Suppose I want to get letter of recommendation for a PhD program. Could this letter be from someone not from my institution? Could is be from someone I have collaborated with online? Or generally do schools want recommendations from professors from a student's home institution?
A letter of recommendation absolutely does not have to be from someone at your university. It should be from someone you have collaborated with. In general, a letter of recommendation will be most valuable if:
It can speak to your potential as a researcher: letters from supervisors of research projects are much more valuable than letters from people who have only had you in class
It is written by someone well known in the field that you are attempting to enter. When this person says you have potential to be a researcher, it is much more credible if they have experience working with excellent researchers in the field.
It is written by someone who knows you well. They should be able to point to specific things you have done with them, specific conversations you have had, specific ideas you have had.
You should pick your letter writers by seeing how well they optimize these three properties.

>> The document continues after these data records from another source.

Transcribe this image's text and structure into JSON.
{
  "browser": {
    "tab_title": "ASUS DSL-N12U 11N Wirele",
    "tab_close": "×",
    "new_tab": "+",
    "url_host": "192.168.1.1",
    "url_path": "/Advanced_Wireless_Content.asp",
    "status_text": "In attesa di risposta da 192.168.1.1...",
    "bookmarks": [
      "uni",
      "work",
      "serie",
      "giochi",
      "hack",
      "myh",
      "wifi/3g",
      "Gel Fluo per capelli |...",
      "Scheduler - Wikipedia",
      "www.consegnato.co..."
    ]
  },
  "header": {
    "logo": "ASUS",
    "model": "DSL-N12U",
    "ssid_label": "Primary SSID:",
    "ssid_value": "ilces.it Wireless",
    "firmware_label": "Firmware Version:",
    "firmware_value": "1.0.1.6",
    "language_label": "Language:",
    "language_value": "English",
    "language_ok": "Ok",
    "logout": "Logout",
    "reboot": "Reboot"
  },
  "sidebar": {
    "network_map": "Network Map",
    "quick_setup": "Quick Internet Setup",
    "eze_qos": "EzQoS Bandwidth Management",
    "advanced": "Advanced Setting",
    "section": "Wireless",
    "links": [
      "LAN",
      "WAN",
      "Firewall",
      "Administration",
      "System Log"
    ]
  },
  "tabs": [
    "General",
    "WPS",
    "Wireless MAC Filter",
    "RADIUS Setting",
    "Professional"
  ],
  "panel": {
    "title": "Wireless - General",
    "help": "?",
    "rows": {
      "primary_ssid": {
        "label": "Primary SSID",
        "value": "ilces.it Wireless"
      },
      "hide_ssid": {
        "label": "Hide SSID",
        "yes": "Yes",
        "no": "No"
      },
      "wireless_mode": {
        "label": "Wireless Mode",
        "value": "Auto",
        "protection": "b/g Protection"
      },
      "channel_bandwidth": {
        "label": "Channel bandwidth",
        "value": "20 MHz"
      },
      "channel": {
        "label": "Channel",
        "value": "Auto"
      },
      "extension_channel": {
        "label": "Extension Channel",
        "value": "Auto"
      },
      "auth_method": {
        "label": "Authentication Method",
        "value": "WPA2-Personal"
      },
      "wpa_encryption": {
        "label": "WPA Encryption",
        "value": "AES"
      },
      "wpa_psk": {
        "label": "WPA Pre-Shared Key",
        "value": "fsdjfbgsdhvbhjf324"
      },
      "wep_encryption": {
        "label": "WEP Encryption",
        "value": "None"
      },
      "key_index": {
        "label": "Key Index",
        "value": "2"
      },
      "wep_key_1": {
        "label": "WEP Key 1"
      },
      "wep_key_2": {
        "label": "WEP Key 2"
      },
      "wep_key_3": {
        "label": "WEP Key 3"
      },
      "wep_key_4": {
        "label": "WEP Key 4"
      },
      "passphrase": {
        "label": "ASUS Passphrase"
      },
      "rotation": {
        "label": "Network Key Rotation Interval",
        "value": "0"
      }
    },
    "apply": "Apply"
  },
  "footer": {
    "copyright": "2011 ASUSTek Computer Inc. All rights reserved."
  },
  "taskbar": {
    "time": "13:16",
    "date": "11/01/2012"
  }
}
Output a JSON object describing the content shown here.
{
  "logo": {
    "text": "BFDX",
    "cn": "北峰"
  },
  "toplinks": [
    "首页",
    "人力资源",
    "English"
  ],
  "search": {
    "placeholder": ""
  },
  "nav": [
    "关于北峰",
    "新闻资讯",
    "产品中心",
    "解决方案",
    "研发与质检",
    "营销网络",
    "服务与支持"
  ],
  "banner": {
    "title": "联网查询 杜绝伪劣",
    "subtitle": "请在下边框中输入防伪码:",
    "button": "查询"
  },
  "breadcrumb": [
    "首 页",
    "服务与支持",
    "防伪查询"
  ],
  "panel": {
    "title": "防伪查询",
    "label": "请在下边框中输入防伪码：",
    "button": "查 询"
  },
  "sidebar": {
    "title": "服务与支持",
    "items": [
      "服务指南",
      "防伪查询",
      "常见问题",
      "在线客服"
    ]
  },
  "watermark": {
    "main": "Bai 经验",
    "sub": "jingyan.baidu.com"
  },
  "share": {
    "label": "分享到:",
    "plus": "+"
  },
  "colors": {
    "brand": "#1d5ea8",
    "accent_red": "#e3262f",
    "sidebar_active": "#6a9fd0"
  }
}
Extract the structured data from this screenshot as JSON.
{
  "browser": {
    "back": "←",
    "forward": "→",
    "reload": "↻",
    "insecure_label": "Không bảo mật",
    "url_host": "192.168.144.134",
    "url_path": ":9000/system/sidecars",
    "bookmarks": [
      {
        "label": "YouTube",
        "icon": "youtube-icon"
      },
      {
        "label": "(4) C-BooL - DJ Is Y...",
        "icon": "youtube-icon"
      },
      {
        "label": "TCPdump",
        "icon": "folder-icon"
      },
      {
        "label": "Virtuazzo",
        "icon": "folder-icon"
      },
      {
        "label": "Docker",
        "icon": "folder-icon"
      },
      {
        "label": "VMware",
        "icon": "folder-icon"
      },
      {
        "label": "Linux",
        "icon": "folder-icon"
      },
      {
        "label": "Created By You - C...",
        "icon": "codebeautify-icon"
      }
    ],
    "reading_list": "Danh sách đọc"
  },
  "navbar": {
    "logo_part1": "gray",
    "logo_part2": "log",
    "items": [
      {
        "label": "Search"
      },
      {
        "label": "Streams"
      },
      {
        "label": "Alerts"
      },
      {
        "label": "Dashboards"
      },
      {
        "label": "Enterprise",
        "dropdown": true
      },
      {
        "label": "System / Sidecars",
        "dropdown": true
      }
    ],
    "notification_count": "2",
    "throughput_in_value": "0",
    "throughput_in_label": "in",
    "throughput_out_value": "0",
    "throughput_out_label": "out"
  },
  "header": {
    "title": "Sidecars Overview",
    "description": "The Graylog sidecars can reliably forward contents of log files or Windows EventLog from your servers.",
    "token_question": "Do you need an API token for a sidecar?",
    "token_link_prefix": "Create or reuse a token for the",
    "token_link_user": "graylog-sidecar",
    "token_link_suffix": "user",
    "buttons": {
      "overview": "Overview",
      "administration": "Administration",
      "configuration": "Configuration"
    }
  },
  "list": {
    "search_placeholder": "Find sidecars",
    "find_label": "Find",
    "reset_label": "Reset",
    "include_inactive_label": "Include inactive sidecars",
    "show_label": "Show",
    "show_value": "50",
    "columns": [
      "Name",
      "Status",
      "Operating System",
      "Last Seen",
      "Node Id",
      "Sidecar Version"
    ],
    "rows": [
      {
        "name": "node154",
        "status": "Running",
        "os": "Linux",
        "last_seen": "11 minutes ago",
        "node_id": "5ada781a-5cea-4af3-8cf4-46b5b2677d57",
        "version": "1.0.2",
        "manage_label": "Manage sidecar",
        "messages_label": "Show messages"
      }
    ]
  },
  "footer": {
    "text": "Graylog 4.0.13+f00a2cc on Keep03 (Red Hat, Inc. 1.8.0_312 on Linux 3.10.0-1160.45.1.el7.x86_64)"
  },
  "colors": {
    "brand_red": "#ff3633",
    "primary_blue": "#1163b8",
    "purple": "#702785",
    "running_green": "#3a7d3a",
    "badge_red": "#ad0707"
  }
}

It won't matter if they are at your home institution or not. The only reason not to get a letter from "someone you have collaborated with online" is if they don't satisfy these criteria. In particular, I might be concerned that they don't know you well enough if you have never met them.
That being said, it might raise a red flag if none of your letter writers are from your home institution. But if you have one of these, that should be enough.
Schools want a letter that demonstrates that you are a smart, hardworking individual, whose presence will be a net gain for the program specifically and the university generally. In most cases, the people most able to write such a letter are from the institution where you received your undergraduate (or masters, as the case may be) degree. These people have interacted with you in a classroom (and possibly research) setting, and they know you well enough to write a good letter.
To that extent, if there is another individual—with stature enough to be recognized by an academic institution (i.e., a professor or recognized researcher)—who can write such a letter, that's fine.